__Exercise__
Print the records below exactly, omitting all pictures.

-=-=-

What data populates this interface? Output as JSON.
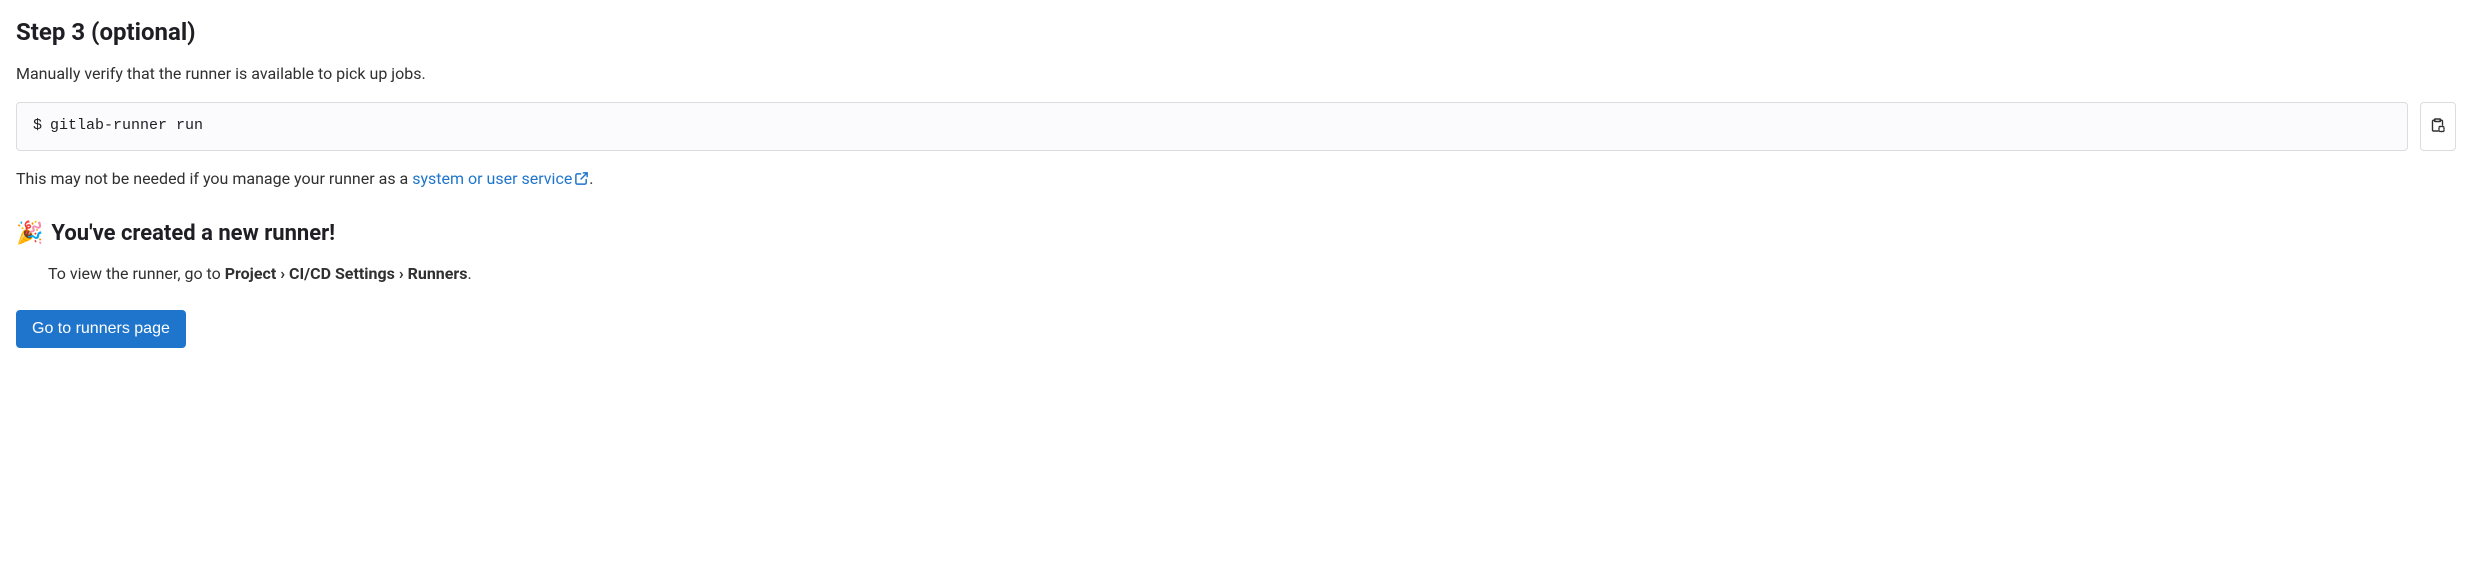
{
  "step": {
    "heading": "Step 3 (optional)",
    "description": "Manually verify that the runner is available to pick up jobs."
  },
  "code": {
    "prompt": "$",
    "command": "gitlab-runner run"
  },
  "note": {
    "prefix": "This may not be needed if you manage your runner as a ",
    "link_text": "system or user service",
    "suffix": "."
  },
  "success": {
    "emoji": "🎉",
    "heading": "You've created a new runner!",
    "desc_prefix": "To view the runner, go to ",
    "desc_bold": "Project › CI/CD Settings › Runners",
    "desc_suffix": "."
  },
  "button": {
    "label": "Go to runners page"
  }
}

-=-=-

__Written solution__
What data populates this interface? Output as JSON.
{
  "step": {
    "heading": "Step 3 (optional)",
    "description": "Manually verify that the runner is available to pick up jobs."
  },
  "code": {
    "prompt": "$",
    "command": "gitlab-runner run"
  },
  "note": {
    "prefix": "This may not be needed if you manage your runner as a ",
    "link_text": "system or user service",
    "suffix": "."
  },
  "success": {
    "emoji": "🎉",
    "heading": "You've created a new runner!",
    "desc_prefix": "To view the runner, go to ",
    "desc_bold": "Project › CI/CD Settings › Runners",
    "desc_suffix": "."
  },
  "button": {
    "label": "Go to runners page"
  }
}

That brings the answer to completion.